The general principles of rule of law as expounded by the philosopher A. V. Dicey, has three fundamental attributes, They are:
1. The absolute supremacy of law
2. Equality before the law
3. Predominance of Legal Spirit.
THE PRINCIPLE OF RULE OF LAW UNDER NIGERIAN CONSTITUTION
1. The Supremacy of the Law in Nigeria:
A. V. Dicey spelt out the Supremacy of the constitution which is now enshrined in the provision of Section 1(1) the 1999 Constitution of the Federal Republic of Nigeria (as amended), which states as follows;
“This constitution is supreme and its provisions shall have binding force on all authorities and persons through out the Federal Republic of Nigeria”.
Thus, Supremacy of law upholds the absolute supremacy or superiority of the basic law as opposed to the influence of arbitrary power and exclusion of the existence of discretionary parts on the part of government. The constitution in Nigeria being the Grundnurm was judicially affirmed by the Supreme Court of Nigeria, per Sir Udo Udoma Jsc in the case of Nafiu Rabiu vs State while observing the provisions of Section 1(1) that; “…the present Constitution has been proclaimed the supreme law of the land; that it is a written, organic instrument meant to serve not only the present generation, but also several generations yet unborn; that it was made, enacted and given to themselves by the people of the Federal Republic of Nigeria…that the function of the constitution is to establish a framework and principles of government, broad and general in terms…”.
It therefore means that the concept of rule of law is strongly against a dictatorial system but everything must be done in conformity with the supreme law of the land and where there is an inconsistency with the provision of the constitution, the constitution shall prevail.
2. Equality before the law in Nigeria:
This concept implies that noone is above the law of the land but that everyone is equal before the law. This is to ensure that a law under which a particular citizen is judged must also be used for every other citizen no matter the status, power or connection. This concept can be emphasized with the principles of Natural Justice. These principles are the foundation against biasness and they are; Nemo Judex in causa sau meaning No one should be a judge in his own cause and Audi Altarem partem which means hear the other side. Literally, the above principles upholds giving all parties the free and fair chance to present and get judged.

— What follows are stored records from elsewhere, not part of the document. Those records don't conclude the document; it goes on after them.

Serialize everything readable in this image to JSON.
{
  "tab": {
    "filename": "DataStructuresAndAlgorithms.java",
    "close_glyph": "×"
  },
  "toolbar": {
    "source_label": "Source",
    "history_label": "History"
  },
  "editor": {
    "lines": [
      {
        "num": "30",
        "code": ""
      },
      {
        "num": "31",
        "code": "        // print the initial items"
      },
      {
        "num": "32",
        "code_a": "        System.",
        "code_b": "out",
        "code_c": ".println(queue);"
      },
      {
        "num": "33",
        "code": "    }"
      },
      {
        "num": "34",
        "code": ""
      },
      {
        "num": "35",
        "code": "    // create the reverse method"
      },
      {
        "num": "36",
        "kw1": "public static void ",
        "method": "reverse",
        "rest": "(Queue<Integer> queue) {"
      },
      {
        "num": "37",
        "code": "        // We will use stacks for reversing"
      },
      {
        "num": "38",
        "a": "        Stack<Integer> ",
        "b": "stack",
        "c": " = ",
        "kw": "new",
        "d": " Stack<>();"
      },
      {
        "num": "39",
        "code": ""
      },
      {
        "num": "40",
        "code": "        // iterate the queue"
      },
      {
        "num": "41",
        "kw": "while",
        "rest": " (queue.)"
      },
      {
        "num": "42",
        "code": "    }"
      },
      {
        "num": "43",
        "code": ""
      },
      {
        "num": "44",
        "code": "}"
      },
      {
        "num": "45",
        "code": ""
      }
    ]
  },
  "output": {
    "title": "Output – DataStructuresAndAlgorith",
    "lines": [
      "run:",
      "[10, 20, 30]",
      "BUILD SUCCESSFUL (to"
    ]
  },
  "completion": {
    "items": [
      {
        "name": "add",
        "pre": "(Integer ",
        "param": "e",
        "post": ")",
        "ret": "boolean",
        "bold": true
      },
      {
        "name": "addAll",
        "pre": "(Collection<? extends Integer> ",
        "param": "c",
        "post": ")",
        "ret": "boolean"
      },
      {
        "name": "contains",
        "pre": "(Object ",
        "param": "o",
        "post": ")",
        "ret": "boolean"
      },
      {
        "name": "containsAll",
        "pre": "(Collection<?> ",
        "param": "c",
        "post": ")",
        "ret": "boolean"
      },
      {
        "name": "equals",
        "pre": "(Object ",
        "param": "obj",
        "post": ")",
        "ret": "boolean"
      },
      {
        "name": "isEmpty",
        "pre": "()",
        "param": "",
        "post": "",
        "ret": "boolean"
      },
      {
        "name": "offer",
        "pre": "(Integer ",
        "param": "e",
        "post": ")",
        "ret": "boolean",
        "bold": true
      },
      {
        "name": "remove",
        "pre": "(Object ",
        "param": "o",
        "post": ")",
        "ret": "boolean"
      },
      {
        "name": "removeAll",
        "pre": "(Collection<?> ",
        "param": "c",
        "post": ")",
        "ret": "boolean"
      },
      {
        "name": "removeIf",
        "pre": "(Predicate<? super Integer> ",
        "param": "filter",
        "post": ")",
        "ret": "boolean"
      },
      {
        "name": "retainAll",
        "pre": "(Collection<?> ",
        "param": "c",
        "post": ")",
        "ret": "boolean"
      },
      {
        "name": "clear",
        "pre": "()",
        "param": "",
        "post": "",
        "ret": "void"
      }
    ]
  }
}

This is enshrined in S. 36 of the 1999 Constitution.
3. The predominance of Legal Spirit in Nigeria:
The last principle of rule of law which makes it supreme is that the general principles of the constitution are the result of juridical decisions determining file rights of private persons in particular cases brought before the Court. This signifies that a person whose rights have been infringed upon can seek redress in court relying on the provision of the Constitution. The rule of law then upholds that the judiciary bodies should adjudicate upon this according to the law and not arbitrarily. Though, the Nigerian Constitution upholds the fundamental human rights of citizens, the non practicability and non justiciability of these provisions have made the impact of rule of law in Nigeria a farcry.
From the foregoing, though the Dicey’s Conception of rule of law is properly enshrined in the Nigerian Constitution but myriads of instances are there to challenge the application of rule of law in Nigeria. In observing the Nigerians long legal history, it can be deduced that the enshrined principles of rule of law is only in paper.